Introduction to Raja Ravi Verma
'RAJA RAVI VERMA',
During the closing years of the 19th century, the westernization of Indian Art had achieved at least one triumph, just as the Indians were now expressing their thoughts in flowing English, an artist had painted portraits of a wealthy ‘with all the powers of European Art’. He was hailed as a prince amongst the artists and an artist amongst the princes.
Stimulated by the active encouragement of the royal family of Travancore, the Gaekwad of Baroda and other wealthy patrons, Raja Ravi Verma turned his attention to the illustration of Hindu legends and epics.
This was the beginning of musical theatre. Himself well versed in scriptures, dance and music, he plunged in the world of theatre for his sketchings and inspiration. Though surrounded by a galaxy of many beautiful types of women ever eager to please him and pose for any character in his paintings, none matched his vision of Urvashi flying in the heavens. The canvas remained empty.
She, belonging to a Devdasi cult, was given to an old Parsi gentleman, who adored her and looked after her well and died leaving her enough money to live luxuriously with her old aunt, sister and servants.
Every morning, like a ritual, he would visit the temple and observe her entering with her attendants. When she confronted her, he, smiling mischievously, gifted her a painting, unaffected by her anger. The portrait of her was almost alive, whispering the innermost secrets of her desires. She was bewitched by her own beauty. He was a king, she came to know. He was not surprised when she visited him in his studio. She had come to return the gift for the reason that she takes nothing for free. The price was to pose as Urvashi.
Urvashi, the most beautiful celestial nymph belonging to the Gandharva network had agreed to live with the king Purava on the condition that under no circumstances she should see him naked. In case of such an event, she would return to the heavens. And one night, when they were both fast asleep, the Gardharvas played a trick and freed the sheep and other livestock of the kings.

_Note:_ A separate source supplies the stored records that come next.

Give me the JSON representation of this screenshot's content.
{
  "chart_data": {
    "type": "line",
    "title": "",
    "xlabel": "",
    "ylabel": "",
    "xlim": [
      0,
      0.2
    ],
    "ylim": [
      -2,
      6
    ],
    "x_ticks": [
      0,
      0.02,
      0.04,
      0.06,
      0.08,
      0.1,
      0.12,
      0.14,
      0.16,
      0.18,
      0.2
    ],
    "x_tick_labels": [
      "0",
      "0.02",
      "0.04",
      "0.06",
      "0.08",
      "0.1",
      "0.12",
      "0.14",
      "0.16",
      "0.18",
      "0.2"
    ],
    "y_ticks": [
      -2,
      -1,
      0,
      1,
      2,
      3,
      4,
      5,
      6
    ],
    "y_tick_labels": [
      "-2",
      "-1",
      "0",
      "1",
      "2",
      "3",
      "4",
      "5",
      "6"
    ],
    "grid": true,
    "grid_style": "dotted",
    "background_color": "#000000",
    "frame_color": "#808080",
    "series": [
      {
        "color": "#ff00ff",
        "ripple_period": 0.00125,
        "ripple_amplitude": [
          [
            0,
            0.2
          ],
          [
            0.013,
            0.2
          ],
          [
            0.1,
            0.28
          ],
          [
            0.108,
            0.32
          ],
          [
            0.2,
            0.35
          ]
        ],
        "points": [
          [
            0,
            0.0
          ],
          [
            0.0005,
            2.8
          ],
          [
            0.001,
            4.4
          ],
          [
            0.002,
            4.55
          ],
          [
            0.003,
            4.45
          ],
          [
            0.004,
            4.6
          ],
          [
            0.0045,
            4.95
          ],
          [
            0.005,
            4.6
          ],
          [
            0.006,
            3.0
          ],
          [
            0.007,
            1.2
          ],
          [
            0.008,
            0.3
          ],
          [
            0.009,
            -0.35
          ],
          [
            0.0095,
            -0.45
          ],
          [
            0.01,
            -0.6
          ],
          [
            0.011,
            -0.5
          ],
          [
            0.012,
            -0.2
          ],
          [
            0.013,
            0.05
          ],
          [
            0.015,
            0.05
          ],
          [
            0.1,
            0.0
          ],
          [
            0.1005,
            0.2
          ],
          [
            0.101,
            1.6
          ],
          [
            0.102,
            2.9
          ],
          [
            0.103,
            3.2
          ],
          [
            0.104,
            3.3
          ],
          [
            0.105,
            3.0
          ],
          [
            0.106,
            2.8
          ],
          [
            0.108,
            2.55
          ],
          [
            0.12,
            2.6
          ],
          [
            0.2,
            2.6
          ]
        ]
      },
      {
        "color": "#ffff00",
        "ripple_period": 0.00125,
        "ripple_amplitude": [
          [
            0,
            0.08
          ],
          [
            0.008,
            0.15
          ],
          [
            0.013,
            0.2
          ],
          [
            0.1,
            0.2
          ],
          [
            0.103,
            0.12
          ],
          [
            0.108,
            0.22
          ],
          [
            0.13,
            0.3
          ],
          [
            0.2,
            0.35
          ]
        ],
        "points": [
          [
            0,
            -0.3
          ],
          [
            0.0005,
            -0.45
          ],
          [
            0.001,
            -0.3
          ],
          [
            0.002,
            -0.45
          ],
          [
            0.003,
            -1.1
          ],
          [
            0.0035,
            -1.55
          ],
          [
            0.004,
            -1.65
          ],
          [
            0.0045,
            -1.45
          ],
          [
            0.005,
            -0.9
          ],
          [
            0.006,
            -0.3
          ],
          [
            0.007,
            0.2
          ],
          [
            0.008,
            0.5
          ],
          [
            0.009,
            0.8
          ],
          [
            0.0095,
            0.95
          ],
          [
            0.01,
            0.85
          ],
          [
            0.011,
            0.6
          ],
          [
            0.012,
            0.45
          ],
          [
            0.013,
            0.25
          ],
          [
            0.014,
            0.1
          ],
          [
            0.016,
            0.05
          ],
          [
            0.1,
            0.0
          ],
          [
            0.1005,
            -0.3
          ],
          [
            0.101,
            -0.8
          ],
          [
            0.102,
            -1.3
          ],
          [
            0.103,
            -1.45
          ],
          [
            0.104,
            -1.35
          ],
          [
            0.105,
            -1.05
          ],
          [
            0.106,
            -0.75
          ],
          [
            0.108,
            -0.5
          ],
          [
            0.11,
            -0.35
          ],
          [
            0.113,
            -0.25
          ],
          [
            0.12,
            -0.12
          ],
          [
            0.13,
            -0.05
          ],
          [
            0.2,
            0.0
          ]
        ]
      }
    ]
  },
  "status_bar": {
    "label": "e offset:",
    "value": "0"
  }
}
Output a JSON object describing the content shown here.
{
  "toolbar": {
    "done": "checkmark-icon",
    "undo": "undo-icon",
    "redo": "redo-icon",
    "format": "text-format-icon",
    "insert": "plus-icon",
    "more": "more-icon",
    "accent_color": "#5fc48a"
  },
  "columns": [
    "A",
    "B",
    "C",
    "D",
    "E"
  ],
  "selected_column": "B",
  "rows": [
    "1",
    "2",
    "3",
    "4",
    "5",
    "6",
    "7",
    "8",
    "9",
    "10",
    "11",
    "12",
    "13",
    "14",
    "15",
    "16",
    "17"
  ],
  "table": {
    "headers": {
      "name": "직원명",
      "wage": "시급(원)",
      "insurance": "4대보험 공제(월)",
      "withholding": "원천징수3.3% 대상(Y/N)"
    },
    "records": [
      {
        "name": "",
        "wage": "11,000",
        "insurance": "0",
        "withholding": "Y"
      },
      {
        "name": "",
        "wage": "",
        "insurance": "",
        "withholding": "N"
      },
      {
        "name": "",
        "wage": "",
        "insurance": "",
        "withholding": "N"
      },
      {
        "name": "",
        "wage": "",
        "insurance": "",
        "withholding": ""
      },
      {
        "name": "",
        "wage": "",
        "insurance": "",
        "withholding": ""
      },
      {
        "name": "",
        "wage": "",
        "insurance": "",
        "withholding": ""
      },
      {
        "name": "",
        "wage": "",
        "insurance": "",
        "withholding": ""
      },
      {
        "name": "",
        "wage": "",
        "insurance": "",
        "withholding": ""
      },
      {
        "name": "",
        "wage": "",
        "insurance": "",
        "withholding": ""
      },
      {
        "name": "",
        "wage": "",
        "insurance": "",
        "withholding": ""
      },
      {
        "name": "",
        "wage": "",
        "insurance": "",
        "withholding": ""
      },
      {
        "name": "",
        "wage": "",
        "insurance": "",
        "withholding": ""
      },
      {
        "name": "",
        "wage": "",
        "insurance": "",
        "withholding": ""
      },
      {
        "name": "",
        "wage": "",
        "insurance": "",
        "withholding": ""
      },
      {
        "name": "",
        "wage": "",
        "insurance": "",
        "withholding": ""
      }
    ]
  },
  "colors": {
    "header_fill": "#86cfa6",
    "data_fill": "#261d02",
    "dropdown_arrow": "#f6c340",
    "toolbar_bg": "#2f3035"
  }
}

Hearing the din, as king Purava jumped out of the bed, a lightening flashed in the sky, and for a fraction of a second, the king stood naked, all visible to Urvashi’s eyes. The spell was broken. Urvashi returned to the heavens leaving Purava gaping at the sky.
Thinking for a long time, she agreed to pay the price. For days, she came to the studio, stood for him, but he never touched the brush. The canvas remained empty under his gaze. And finally, perturbed, humiliated and angry, she threw her arms, and her cloth slipped. She stood bare-breasted, furious. And this was the image. Days passed, the painting was complete. She had paid the price. It was time to leave, but destiny had other desires. In his empire of senses, she was his love slave, and the leading lady of all his pictures. And, crossing the seas, his fame grew in all directions.
It was the age of mass reproduction and Victorian amusements. Cinema had arrived and so was plague spreading like fire. It was the Maharaja of Baroda who had suggested to set up a printing press turning out oleographic prints of Hindu gods and goddesses. And Raja Ravi Verma started appealing to the values and sensibility of an anonymous Hindu middle-class, moulding and shaping their imagination from an immediate circle of patrons. It had touched upon the right area of wishful longing for the beautiful.
The obvious vulgarity of those images were leavened by the feeling that the goddesses were, in fact, no other than the coy mistresses of breeding whose manners and etiquettes of behaviour merited the celestial.
But she did not know, she was everywhere. In middle-class houses, shops, calendars. But the orthodox were hostile to this phenomenon. It was a case of obscenity, disgracing the Hindu gods and goddesses, thereby attacking the Hindu faith. Punishment could have public stoning or an unending imprisonment.
In the beginning she was not happy that without being told she was being sold in the market. Same one who was pure and untouched. Her trust was broken. She was inconsolable. But at the same time she being blindly in love with Ravi could not face the truth that her king could be sent to prison like an ordinary criminal. Is she the cause of his fall? Is she herself the curse? Has she seen through him?
It was one of its kind of a case of obscenity. But he against the orthodoxy wins his argument. But she has killed herself convinced and believing that it was because of her that Ravi Verma would fall to disgrace. And she kills herself.
On October 2, 1906, Ravi Verma’s house was flowing with people who had come from all over. The small town of Kilimanoor had never seen a crowd this big till then. Correspondents of all the major national newspapers as well as Reuters was present. He was breathing his last, remembering…. Being brought to the Travancore capital to participate in the royal Swayamvaram. He was thirteen. He had mastered all the prescribed classics in Sanskrit and Malayalam. He knew dance, music and painting. The Maharaja sat unmoved and when the audience was over, he made the cryptic observation that the boy was a shade too dark for his choice.